Saturday, 4 October 2014

Tui Anchor

This anchor sits alongside the rotary walkway along Marine Parade.  It reflects the connection between the city and the sea.  It is from the former Oceanographic Research vessel HMNZS Tui.  It was presented to the city of Napier from the Royal New Zealand Navy ten years after the Tui was scuttled in February 1999.   

Between 1970 and 1997 when the Tui was in service for the navy she adopted Napier as her home port.  

Originally the Tui was known as the USNS 'Charles H. Davis.'   She was one of nine Conrad class oceanographic ships built for the United States Navy. She saw service with that navy between 1963 and 1970.  She had been designed to perform acoustic experiments on sound transmission underwater, and for gravity, magnetism and deep-ocean floor studies.
In July 1970 she was offered and started her work in New Zealand.  At first she was only on loan for 5 years.  The loan was extended for another 5 years after which time she was leased for a further 15 years.   She was recommissioned into our navy on the 11th of September 1970.  Where she served as an oceanographic survey and research ship until her decommissioning in 1997.  Tui was named after the New Zealand native bird the Tui.  After being partly refitted and being installed with scientific equipment (which was then tested) she began working for the Defence Scientific Establishment in Auckland.  For years Tui went about her work that she had been designed for, primarily underwater acoustics.
Tui worked in Australian, Indian Ocean and South Pacific waters.
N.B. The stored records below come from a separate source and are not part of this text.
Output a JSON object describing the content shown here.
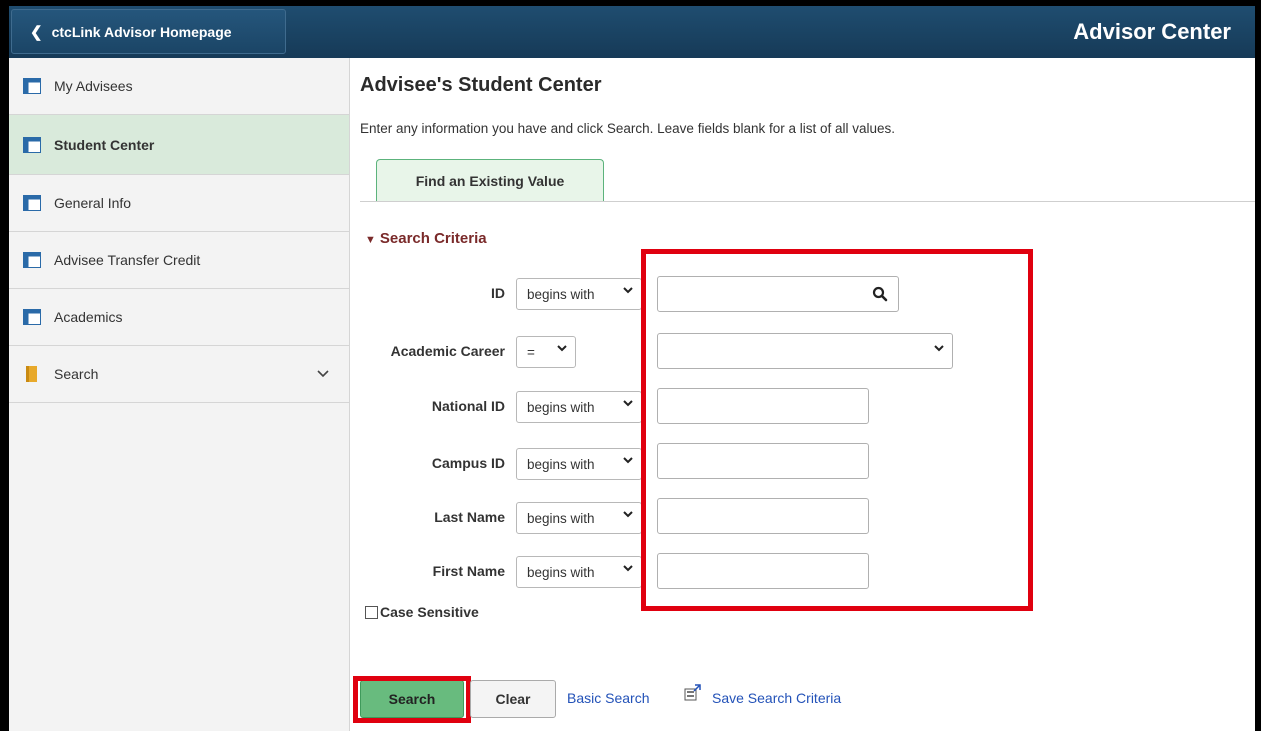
{
  "header": {
    "back_label": "ctcLink Advisor Homepage",
    "title": "Advisor Center"
  },
  "sidebar": {
    "items": [
      {
        "label": "My Advisees",
        "icon": "grid-page-icon"
      },
      {
        "label": "Student Center",
        "icon": "grid-page-icon",
        "active": true
      },
      {
        "label": "General Info",
        "icon": "grid-page-icon"
      },
      {
        "label": "Advisee Transfer Credit",
        "icon": "grid-page-icon"
      },
      {
        "label": "Academics",
        "icon": "grid-page-icon"
      },
      {
        "label": "Search",
        "icon": "folder-icon",
        "expandable": true
      }
    ]
  },
  "main": {
    "title": "Advisee's Student Center",
    "instructions": "Enter any information you have and click Search. Leave fields blank for a list of all values.",
    "tab_label": "Find an Existing Value",
    "criteria_heading": "Search Criteria",
    "fields": [
      {
        "label": "ID",
        "operator": "begins with",
        "value": "",
        "type": "prompt"
      },
      {
        "label": "Academic Career",
        "operator": "=",
        "value": "",
        "type": "select"
      },
      {
        "label": "National ID",
        "operator": "begins with",
        "value": "",
        "type": "text"
      },
      {
        "label": "Campus ID",
        "operator": "begins with",
        "value": "",
        "type": "text"
      },
      {
        "label": "Last Name",
        "operator": "begins with",
        "value": "",
        "type": "text"
      },
      {
        "label": "First Name",
        "operator": "begins with",
        "value": "",
        "type": "text"
      }
    ],
    "case_sensitive_label": "Case Sensitive",
    "buttons": {
      "search": "Search",
      "clear": "Clear"
    },
    "links": {
      "basic_search": "Basic Search",
      "save_criteria": "Save Search Criteria"
    }
  },
  "colors": {
    "header_bg": "#1b4566",
    "active_nav": "#d9eadb",
    "highlight": "#e0000f",
    "search_button": "#68bb7e",
    "link": "#2352b8"
  }
}
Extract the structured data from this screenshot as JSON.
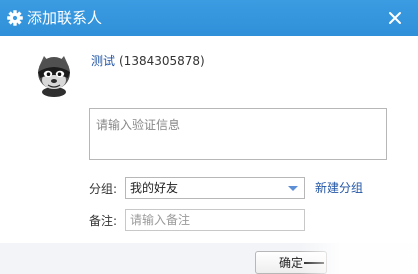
{
  "window": {
    "title": "添加联系人",
    "icons": {
      "title_icon": "gear-icon",
      "close_icon": "close-icon"
    }
  },
  "profile": {
    "nickname": "测试",
    "qq_number": "(1384305878)",
    "avatar": "raccoon-avatar"
  },
  "verification": {
    "text": "请输入验证信息"
  },
  "group": {
    "label": "分组:",
    "selected": "我的好友",
    "new_group_link": "新建分组",
    "icon": "chevron-down-icon"
  },
  "remark": {
    "label": "备注:",
    "placeholder": "请输入备注"
  },
  "footer": {
    "confirm_label": "确定"
  },
  "colors": {
    "titlebar": "#3c9ce2",
    "link": "#2356a5",
    "border": "#b7b7b7",
    "footer": "#f2f4f7"
  }
}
She had a busy work life working with Auckland University research, with DSIR scientists and other oceanographic ships.  She also took part in several American research programs.  Her acoustic research was mainly to do with the detection and tracking of submarines.  She also made an extensive search for a reef which is now thought to be a phantom one.  
In 1997, Tui was decommissioned.  She was replaced by a hydrographic ship.   Tui rests way up north and people are able to dive down to see her.